I’m not calling Giuliana Rancic a RACIST, .. but OF COURSE it has to do with RACE. To say it has “Nothing to do with race” .. THAT’S why people get mad.
But lets remember HOW difficult it is for a person of Gullianna Ranci’s social context to really UNDERSTAND how we see race in this issue. How race is a pervasive ISSUE in the entertainment industries as a whole.
We need more more compassion in this world. Period
So I’m not MAD at Giuliana Rancic I’m SAD at her. I’m Sad that things LIKE THIS keep happening.
Giuliana Rancic was catching all kind of hell today once people learned about the remarks she made about the faux locs Zendaya Coleman wore to the Oscars. It’s been one of the top stories of the day; but in case you missed it, during “Fashion Police” Rancic said that Zendaya looked like she smelled of patchouli and weed. And obviously, with all the stereotypes, misconception and general ignorance surrounding Black hair and natural hair specifically, that wasn’t the right thing to say.

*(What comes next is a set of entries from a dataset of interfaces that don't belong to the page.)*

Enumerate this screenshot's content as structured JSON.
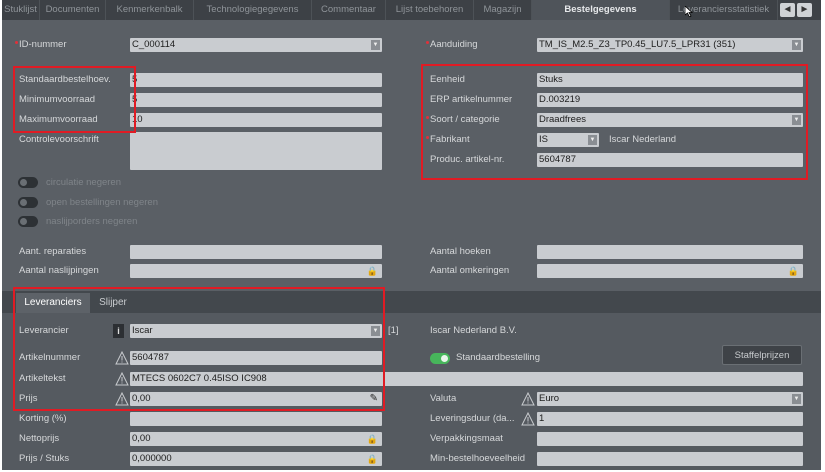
{
  "tabs": [
    "Stuklijst",
    "Documenten",
    "Kenmerkenbalk",
    "Technologiegegevens",
    "Commentaar",
    "Lijst toebehoren",
    "Magazijn",
    "Bestelgegevens",
    "Leveranciersstatistiek"
  ],
  "nav": {
    "prev": "◄",
    "next": "►"
  },
  "form": {
    "id_label": "ID-nummer",
    "id_value": "C_000114",
    "aanduiding_label": "Aanduiding",
    "aanduiding_value": "TM_IS_M2.5_Z3_TP0.45_LU7.5_LPR31 (351)",
    "std_label": "Standaardbestelhoev.",
    "std_value": "5",
    "min_label": "Minimumvoorraad",
    "min_value": "5",
    "max_label": "Maximumvoorraad",
    "max_value": "10",
    "ctrl_label": "Controlevoorschrift",
    "ctrl_value": "",
    "eenheid_label": "Eenheid",
    "eenheid_value": "Stuks",
    "erp_label": "ERP artikelnummer",
    "erp_value": "D.003219",
    "soort_label": "Soort / categorie",
    "soort_value": "Draadfrees",
    "fabrikant_label": "Fabrikant",
    "fabrikant_code": "IS",
    "fabrikant_name": "Iscar Nederland",
    "produc_label": "Produc. artikel-nr.",
    "produc_value": "5604787",
    "toggle1": "circulatie negeren",
    "toggle2": "open bestellingen negeren",
    "toggle3": "naslijporders negeren",
    "reparaties_label": "Aant. reparaties",
    "reparaties_value": "",
    "naslijpingen_label": "Aantal naslijpingen",
    "naslijpingen_value": "",
    "hoeken_label": "Aantal hoeken",
    "hoeken_value": "",
    "omkeringen_label": "Aantal omkeringen",
    "omkeringen_value": ""
  },
  "subtabs": [
    "Leveranciers",
    "Slijper"
  ],
  "supplier": {
    "leverancier_label": "Leverancier",
    "leverancier_value": "Iscar",
    "leverancier_count": "[1]",
    "supplier_name": "Iscar Nederland B.V.",
    "artikelnummer_label": "Artikelnummer",
    "artikelnummer_value": "5604787",
    "standaard_label": "Standaardbestelling",
    "staffel_button": "Staffelprijzen",
    "artikeltekst_label": "Artikeltekst",
    "artikeltekst_value": "MTECS 0602C7 0.45ISO IC908",
    "prijs_label": "Prijs",
    "prijs_value": "0,00",
    "valuta_label": "Valuta",
    "valuta_value": "Euro",
    "korting_label": "Korting (%)",
    "korting_value": "",
    "levering_label": "Leveringsduur (da...",
    "levering_value": "1",
    "netto_label": "Nettoprijs",
    "netto_value": "0,00",
    "verpak_label": "Verpakkingsmaat",
    "verpak_value": "",
    "prijsstuk_label": "Prijs / Stuks",
    "prijsstuk_value": "0,000000",
    "minbestel_label": "Min-bestelhoeveelheid",
    "minbestel_value": ""
  },
  "colors": {
    "highlight": "#e01b24",
    "toggle_on": "#47b55b",
    "required": "#e0313a"
  }
}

And though Rancic apologized earlier today, on Twitter, stating that her remark was more about a Bohemian lifestyle than it was about race, apparently she, the network and even Kelly Osbourne felt she needed to clarify and expound on that apology live, on air.
Here’s what she had to say:
“I’d really like to address something that’s weighing really heavy on my heart. I want to apologize for a comment that I made on last night’s Fashion Police about Zendaya‘s hair.
As you know, Fashion Police is a show that pokes fun at celebrities in good spirit, but I do realize that something I said last night did cross the line.
I just want everyone to know that I didn’t intend to hurt anybody, but I learned it’s not my intent that matters. It’s the result. And the result is people are offended, including Zendaya. And that is not OK.
Therefore, I want to say to Zendaya, and anyone else out there that I hurt, that I’m so sincerely sorry. This really has been a learning experience for me. I learned a lot today and this incident has taught me to be a lot more aware of cliches and stereotypes, how much damage they can do. And that I am responsible, as we all are, to not perpetuate them further. Thank you for listening.”
You can watch Rancic’s remarks in their entirety in the video below.